posted by amro at 2:50 PM on December 23, 2014 [1 favorite]

New Jersey has some active bike and walk advocacy groups for towns like you are thinking about. You might want to check out the NJ Bike and Walk Coalition, Walkable Princeton, and north of there Bike & Walk Montclair and Bike and Walk Morristown. West Windsor is closer to Princeton has the West Windsor Bicycle and Pedestrian Alliance, which has been pretty active if making it easier to walk to train and stuff.

New Brunswick seems like a good place to check and does a Ciclovia a few times a year where they shut down the streets in part of town for bikes and walking. I'm not really familiar with it, but I did hear the mayor speak once and the town seems pretty committed to making it easier to walk and bike there. If you can afford Princeton, that does seem like the best bet tho.
posted by katinka-katinka at 3:18 PM on December 23, 2014 [1 favorite]

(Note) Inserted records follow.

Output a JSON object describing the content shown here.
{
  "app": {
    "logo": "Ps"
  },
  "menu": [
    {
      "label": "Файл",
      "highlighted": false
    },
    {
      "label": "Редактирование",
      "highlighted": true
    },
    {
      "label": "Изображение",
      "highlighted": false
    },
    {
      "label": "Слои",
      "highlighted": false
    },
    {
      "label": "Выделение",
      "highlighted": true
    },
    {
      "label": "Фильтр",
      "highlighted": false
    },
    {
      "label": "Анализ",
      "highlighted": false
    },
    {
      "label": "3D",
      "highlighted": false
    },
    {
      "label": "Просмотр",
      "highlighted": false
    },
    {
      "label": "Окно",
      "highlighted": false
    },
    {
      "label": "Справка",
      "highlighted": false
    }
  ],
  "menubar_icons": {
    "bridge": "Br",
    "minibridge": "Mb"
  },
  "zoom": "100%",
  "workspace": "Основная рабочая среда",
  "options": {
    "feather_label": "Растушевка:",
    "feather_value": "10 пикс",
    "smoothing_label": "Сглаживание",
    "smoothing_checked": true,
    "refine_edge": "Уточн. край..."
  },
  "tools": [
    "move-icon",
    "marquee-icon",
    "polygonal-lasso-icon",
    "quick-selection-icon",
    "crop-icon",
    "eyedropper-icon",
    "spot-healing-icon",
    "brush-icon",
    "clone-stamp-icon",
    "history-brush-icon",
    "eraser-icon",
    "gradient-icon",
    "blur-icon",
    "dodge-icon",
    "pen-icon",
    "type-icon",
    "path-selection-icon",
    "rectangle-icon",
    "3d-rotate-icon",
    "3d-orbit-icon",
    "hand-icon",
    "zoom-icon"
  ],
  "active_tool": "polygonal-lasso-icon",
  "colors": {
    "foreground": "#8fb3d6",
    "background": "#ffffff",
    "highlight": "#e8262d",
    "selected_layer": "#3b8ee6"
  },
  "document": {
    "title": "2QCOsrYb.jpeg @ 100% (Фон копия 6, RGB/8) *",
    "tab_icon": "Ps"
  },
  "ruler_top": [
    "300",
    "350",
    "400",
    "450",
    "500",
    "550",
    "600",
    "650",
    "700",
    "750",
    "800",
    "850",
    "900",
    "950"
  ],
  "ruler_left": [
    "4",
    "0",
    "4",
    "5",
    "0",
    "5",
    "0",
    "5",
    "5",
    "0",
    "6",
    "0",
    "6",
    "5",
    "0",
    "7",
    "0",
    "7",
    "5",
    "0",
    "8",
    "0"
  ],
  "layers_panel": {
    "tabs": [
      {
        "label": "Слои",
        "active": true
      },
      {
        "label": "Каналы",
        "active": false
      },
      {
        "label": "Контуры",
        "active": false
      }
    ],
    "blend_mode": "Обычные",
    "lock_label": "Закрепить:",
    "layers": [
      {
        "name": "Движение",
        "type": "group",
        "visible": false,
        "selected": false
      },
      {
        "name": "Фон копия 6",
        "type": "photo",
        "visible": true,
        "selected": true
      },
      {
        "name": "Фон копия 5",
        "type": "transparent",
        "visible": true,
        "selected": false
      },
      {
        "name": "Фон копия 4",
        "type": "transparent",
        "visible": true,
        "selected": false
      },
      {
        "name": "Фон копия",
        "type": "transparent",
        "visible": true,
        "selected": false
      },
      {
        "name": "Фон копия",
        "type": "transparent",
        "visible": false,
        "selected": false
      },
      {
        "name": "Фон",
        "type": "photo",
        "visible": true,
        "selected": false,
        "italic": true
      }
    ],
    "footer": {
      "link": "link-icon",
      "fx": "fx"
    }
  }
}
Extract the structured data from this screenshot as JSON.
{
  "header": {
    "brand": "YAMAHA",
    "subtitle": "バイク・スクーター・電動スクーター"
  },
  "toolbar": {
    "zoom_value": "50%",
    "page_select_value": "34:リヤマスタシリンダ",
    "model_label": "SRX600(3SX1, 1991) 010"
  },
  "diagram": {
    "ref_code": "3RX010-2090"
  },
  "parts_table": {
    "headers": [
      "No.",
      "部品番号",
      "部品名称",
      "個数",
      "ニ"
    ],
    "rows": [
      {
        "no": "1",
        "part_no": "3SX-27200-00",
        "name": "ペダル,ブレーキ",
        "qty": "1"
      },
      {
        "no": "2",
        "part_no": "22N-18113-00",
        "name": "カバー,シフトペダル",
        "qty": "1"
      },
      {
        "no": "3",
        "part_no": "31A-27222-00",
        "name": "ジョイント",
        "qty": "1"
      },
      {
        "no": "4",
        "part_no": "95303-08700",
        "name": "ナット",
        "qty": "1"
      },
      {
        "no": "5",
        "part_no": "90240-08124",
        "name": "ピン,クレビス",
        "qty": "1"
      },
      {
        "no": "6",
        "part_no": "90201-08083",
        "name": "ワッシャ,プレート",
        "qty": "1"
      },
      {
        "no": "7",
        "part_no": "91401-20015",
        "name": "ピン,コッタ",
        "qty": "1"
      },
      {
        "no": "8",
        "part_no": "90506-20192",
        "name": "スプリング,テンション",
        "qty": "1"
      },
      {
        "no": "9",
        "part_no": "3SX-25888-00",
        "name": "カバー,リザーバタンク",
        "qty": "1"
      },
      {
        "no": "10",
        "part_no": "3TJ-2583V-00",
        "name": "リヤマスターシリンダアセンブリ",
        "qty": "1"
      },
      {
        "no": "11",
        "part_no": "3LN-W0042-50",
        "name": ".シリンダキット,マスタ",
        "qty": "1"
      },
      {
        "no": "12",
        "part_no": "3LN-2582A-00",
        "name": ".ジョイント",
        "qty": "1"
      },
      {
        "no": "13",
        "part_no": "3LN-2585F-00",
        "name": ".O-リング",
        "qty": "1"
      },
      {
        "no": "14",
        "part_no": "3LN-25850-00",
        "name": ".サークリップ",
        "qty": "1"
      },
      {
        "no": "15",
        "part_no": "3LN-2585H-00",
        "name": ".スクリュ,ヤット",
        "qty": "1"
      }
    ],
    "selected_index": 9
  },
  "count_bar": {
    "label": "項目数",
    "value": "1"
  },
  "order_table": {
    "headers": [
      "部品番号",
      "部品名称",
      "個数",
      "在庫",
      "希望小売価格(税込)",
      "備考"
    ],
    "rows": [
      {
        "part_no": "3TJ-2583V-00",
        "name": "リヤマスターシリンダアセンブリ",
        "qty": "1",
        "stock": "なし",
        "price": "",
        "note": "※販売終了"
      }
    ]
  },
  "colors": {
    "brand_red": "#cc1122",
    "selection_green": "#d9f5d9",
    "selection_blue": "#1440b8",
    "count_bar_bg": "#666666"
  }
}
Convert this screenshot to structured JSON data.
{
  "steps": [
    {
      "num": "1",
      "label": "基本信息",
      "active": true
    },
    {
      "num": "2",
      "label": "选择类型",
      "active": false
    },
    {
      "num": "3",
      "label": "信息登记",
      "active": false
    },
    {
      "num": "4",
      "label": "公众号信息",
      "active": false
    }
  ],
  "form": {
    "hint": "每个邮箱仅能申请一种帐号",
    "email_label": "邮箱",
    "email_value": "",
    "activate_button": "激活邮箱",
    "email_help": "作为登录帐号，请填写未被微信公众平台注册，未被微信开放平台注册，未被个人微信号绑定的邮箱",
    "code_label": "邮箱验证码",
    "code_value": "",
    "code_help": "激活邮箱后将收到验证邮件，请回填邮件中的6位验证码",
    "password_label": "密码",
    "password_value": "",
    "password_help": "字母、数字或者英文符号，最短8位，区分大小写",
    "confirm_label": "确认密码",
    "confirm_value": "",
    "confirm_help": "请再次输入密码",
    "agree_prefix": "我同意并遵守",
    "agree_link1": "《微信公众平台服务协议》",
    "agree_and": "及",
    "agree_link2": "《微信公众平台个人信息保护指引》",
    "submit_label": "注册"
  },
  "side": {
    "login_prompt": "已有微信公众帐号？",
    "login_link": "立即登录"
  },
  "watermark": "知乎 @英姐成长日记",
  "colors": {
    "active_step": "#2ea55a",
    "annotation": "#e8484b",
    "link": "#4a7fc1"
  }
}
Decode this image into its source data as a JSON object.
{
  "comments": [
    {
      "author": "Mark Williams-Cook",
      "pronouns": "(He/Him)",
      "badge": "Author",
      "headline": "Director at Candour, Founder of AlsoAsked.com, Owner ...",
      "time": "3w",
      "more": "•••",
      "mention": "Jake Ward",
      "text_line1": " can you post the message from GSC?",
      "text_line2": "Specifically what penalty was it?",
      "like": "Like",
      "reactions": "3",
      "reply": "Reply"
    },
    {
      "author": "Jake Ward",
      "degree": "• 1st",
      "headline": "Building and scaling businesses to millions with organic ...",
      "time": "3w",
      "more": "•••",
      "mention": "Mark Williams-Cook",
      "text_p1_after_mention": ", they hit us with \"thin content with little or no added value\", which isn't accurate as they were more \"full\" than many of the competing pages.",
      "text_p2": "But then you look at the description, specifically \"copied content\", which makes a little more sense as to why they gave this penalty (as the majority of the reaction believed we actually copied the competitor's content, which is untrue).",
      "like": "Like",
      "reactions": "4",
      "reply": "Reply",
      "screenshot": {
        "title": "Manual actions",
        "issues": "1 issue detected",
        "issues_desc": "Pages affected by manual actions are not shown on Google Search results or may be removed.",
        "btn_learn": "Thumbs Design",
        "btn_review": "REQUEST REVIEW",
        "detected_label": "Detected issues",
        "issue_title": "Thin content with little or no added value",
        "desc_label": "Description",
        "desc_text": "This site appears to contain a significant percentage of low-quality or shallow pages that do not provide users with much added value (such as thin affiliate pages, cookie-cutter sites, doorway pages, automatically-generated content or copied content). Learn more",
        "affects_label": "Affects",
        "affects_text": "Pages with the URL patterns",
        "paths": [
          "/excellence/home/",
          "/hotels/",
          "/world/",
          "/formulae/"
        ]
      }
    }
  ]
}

Not urban as such, but walkable: Pennington, Lambertville. Not sure about grocery stores though.
posted by TWinbrook8 at 3:28 PM on December 23, 2014

Best answer: I wouldn't recommend commuting from Route 1 or Route 27. Traffic is terrible during rush hour no matter what direction you're going in.

I would recommend the Colonnade Point or Canal Pointe condos on Canal Pointe Blvd. A friend has a gorgeous 2 bedroom condo in Colonnade Point. They are behind Route 1, with shops and restaurants at MarketFair and Windsor Green (malls/strip malls, not a downtown area).

Having moved here from an urban area, downtown Princeton isn't that interesting to me. Not a great variety of shops and Princeton is by no means renowned for its culinary scene. From what I know of the area, the nearest grocery store is a 30 minute walk from downtown proper.

I live near Forrestal Village and I can say I've fully embraced Central Jersey suburbia. I don't need the urban experience, but if I wanted it Princeton is a 10 minute drive, or I could hop on the train to NYC/Philly.
posted by elisse at 7:32 PM on December 23, 2014

You want Princeton. Walk down Nassau St and get phone#s on flyers for rooms for rent. If you speak Spanish, the Spanish flyers tend to have more affordable listings, I guess they serve the hospitality workers in the area.

Commuting on Rt. 1 is hell. I did it for 4 years. It usually took 20 minutes to go from Alexander Rd. on Rt. 1 down to Quakerbridge Rd.
posted by WeekendJen at 6:41 AM on December 24, 2014

Somerville might indeed be the place for you. I commute to Princeton from about twenty minutes north of there, so I think the car commute for you would probably be about 30-40 minutes depending on traffic. I haven't spent much time there myself, but my impression is definitely of a happy, interesting main street with a ton of restaurants.

Note: if you're looking at places in the Somerville-Manville-Raritan area, watch out for low-lying areas near the Raritan River. Bound Brook is the town that really gets nailed by flooding, but a couple of recent large storms have cut off Route 206 around Raritan for at least a day.
posted by velvet_n_purrs at 8:58 AM on December 24, 2014 [2 favorites]

Thirding Somerville. So many good restaurants! The commute might be a little long, but I believe it's all on a more scenic route than Rt 1.
posted by lyssabee at 9:17 AM on December 24, 2014 [1 favorite]

« Older Please Help Me With Dell Notebook Battery Question   |   Where's Rick's Cafe? Newer »
This thread is closed to new comments.